This plantar fascia is a fibrous strong band that spans from the heel of the foot (calcaneous), and then spreads like a fan to firmly attach to each one of your metatarsal heads (base of the toes). This gives your foot stability and prevents poorly controlled pronation, flat feet and of course heel pain with running.
Plantar Fasciitis Symptoms and Heel Pain Causes.
It’s generally believed that the tight overstressed plantar fascia pulls on the calcaneous and thus creates a bone spur in the foot. The connection point between the bone spur and the plantar fascia is where inflammation is believed to occur and thus causing heel pain.

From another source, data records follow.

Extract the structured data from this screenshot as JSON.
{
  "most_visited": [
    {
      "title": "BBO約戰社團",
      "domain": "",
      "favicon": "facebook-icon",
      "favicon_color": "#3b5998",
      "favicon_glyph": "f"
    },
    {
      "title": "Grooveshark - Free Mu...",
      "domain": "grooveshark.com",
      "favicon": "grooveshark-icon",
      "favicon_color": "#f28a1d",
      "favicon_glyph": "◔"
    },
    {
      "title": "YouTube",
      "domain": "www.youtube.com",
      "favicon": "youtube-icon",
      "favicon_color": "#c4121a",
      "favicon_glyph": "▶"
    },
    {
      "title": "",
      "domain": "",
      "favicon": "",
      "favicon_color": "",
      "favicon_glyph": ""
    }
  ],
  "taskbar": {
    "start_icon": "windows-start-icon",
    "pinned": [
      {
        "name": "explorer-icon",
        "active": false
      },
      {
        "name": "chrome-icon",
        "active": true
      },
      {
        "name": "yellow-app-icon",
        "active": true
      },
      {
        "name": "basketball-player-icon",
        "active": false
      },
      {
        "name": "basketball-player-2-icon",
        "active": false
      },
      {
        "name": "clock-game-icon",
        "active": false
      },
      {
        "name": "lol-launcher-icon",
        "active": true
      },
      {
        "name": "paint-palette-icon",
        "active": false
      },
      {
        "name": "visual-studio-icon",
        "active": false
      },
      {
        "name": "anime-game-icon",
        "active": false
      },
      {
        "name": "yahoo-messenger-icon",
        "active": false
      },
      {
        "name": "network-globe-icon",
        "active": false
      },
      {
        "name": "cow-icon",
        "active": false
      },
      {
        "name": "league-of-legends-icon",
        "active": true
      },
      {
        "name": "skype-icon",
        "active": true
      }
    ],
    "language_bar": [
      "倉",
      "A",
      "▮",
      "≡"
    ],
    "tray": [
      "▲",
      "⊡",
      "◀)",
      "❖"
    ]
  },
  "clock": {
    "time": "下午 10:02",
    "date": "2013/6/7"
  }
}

Symptoms of Plantar Fasciitis:
Foot pain first thing in the morning after getting out of bed
Heel pain with squezzing the heels fat pad (squeeze test)
Foot pain while walking barefoot
Swelling and tenderness of the heel
Does a Bone Spur in the foot (Calcaneal spur) cause pain?
Current research doesn’t support this argument and the presence of the bone
spur on x-ray is not thought to be causative, but just shows that the patient has had plantar fasciitis for 6-12 months. So in most causes we need to look beyond the heel spur to figure out what’s causing the heel pain.
Heel Pain isn’t getting better with Treatment? Maybe it’s not Plantar Fasciitis!
Plantar Fasciitis is generally a “one size fit’s all” diagnosis if you make a visit to your neighborhood foot doctor, podiatrist or foot clinic. This means that if you have heel pain it’s labeled as plantar fasciitis and often thought to be caused by a bone spur in the foot as previously discussed.
Poor Foot Stability- See blog post I did with Kabuki Strength Lab. The Foot: The Final Frontier in Training.
In my work with Professional and Olympic athletes I’ve found that the Saphenous Nerve and tibial are often the cause of heel pain and are mimicking Plantar fasciitis. I’ll do a much more in depth blog post in the future on each of these subjects.
If you have heel pain that’s not responding to traditional treatment then these nerves may need to be addressed.